Colombia’s Tumaco region has the country’s highest number of coca plantations: 16,920 hectares according to official figures. But according to Rear Admiral Carlos Serrano, commander of the Fuerza de Tarea Poseidón (a drug-trafficking task force), the number of hectares could reach up to 29,000.
The region exports 60% of Colombia’s cocaine bound for the United States. Every month there are tonnes of cocaine, ready to be marketed abroad, but the beginning of this supply chain is the peasant farmers.
Don José, one of the coca farmers of Santa Rosa, one hour away from Tumaco by speedboat, has always known that the plant is illegal, but, he says, with no roads connecting to his land to be able to market other products and job opportunities or interested entrepreneurs in the peripheries of the country, the best alternative is growing coca. “We are willing to replace crops, as long as there is a real commitment to support us. The government only comes here by helicopter to damage our crops, shoot us and accuse us of being guerrillas”, says one of the farmers.
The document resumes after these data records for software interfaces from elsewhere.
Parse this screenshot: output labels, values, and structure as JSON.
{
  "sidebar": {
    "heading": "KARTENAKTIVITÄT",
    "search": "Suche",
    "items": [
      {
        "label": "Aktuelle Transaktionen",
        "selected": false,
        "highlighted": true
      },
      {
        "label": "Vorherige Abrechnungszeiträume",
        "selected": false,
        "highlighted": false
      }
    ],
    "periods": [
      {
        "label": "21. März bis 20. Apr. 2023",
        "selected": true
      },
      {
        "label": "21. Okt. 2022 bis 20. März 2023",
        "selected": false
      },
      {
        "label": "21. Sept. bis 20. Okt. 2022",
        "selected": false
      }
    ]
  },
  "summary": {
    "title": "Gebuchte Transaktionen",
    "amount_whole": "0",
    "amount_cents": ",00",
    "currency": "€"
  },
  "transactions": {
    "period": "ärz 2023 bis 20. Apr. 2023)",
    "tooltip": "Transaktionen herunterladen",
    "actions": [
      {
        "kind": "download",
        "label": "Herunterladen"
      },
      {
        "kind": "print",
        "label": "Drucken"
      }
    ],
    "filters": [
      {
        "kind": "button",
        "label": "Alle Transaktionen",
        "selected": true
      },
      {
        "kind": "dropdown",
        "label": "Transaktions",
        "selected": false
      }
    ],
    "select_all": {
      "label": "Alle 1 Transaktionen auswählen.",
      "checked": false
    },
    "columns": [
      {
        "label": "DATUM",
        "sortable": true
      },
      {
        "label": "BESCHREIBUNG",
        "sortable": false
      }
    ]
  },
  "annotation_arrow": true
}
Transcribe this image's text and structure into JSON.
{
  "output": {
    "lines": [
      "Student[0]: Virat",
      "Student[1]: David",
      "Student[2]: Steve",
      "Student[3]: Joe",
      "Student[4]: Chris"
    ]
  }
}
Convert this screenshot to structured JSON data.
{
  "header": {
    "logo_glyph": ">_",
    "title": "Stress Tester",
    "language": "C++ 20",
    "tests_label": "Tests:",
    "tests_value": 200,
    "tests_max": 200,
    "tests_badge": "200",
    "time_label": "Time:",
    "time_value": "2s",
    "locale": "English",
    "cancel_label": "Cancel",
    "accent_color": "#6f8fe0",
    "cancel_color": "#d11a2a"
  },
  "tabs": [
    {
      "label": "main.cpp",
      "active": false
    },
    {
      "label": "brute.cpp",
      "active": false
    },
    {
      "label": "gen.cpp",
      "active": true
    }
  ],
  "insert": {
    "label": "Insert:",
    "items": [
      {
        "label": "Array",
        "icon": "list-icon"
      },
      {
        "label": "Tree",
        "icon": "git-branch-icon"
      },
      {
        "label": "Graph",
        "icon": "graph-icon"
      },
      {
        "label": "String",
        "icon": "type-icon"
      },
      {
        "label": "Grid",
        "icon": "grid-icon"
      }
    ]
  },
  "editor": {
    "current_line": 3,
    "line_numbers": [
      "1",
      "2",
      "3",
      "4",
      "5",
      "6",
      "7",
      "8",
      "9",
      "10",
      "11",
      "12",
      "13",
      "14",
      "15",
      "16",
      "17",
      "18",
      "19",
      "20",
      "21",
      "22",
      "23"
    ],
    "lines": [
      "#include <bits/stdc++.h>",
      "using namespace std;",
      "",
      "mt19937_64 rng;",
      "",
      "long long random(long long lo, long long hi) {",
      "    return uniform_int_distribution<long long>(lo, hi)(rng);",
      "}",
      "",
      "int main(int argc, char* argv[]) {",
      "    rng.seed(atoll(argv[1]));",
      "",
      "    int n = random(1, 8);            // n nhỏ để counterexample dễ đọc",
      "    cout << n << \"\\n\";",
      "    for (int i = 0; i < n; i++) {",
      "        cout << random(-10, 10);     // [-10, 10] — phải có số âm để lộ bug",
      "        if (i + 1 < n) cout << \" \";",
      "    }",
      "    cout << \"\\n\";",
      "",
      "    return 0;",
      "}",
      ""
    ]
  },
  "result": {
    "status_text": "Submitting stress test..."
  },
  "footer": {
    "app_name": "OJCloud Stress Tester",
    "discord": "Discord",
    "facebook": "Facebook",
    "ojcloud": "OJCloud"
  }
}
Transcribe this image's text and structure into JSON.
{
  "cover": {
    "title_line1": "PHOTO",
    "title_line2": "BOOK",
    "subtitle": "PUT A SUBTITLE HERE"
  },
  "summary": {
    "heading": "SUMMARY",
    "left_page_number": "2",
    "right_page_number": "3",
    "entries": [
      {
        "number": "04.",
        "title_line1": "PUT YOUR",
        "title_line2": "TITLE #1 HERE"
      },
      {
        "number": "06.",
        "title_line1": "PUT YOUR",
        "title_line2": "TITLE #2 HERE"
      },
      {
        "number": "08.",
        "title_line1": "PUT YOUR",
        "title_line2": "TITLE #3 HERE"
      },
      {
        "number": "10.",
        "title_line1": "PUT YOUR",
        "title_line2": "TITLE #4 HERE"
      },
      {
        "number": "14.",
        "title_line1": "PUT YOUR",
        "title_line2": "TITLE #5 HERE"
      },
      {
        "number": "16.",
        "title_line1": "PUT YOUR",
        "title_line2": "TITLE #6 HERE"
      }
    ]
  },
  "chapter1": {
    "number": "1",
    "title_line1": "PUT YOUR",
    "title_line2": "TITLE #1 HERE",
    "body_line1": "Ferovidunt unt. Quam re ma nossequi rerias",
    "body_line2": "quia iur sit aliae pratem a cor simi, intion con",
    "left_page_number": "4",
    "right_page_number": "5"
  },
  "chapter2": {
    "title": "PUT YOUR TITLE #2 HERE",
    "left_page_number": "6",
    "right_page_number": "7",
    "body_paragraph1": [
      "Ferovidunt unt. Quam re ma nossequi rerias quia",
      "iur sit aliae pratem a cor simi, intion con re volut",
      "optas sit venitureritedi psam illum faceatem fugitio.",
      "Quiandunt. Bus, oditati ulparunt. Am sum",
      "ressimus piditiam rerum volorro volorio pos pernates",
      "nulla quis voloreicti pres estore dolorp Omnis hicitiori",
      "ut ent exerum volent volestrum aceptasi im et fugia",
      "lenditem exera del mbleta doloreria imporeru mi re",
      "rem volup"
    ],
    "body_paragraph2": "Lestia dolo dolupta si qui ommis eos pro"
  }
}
The coca leaf is collected every 3 months, whereas as alternatives such as cocao, banana or coconut is harvested annually. Furthermore, with coca, the revenues are four-fold. From his two hectares, Don José harvests 12 kilos of leaves that sell for 2 million pesos ($680 US) per kilo. He earns about 96 million pesos a year ($32,850 US), of which 40 million pesos are left over as net revenues.
Exponential profits have boosted coca plantations in recent years, despite the considerable amounts invested to combat it. According to the US State Department, Colombia experienced a 42% increase in illegal cultivation from 2014 to 2015. Open Democracy